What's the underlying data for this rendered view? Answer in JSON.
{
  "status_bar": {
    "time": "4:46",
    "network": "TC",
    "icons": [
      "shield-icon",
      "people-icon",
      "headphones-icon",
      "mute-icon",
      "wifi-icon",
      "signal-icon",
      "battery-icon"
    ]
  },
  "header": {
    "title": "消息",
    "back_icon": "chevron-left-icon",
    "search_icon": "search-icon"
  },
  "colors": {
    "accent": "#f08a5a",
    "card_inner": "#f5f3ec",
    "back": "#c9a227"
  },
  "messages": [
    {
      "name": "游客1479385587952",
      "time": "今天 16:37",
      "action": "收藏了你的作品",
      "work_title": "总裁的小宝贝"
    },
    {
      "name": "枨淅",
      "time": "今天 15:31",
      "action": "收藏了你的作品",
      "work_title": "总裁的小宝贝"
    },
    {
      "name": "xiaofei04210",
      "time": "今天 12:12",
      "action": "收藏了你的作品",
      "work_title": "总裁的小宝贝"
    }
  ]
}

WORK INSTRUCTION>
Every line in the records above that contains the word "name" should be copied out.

SOLVED EXERCISE>
      "name": "游客1479385587952",
      "name": "枨淅",
      "name": "xiaofei04210",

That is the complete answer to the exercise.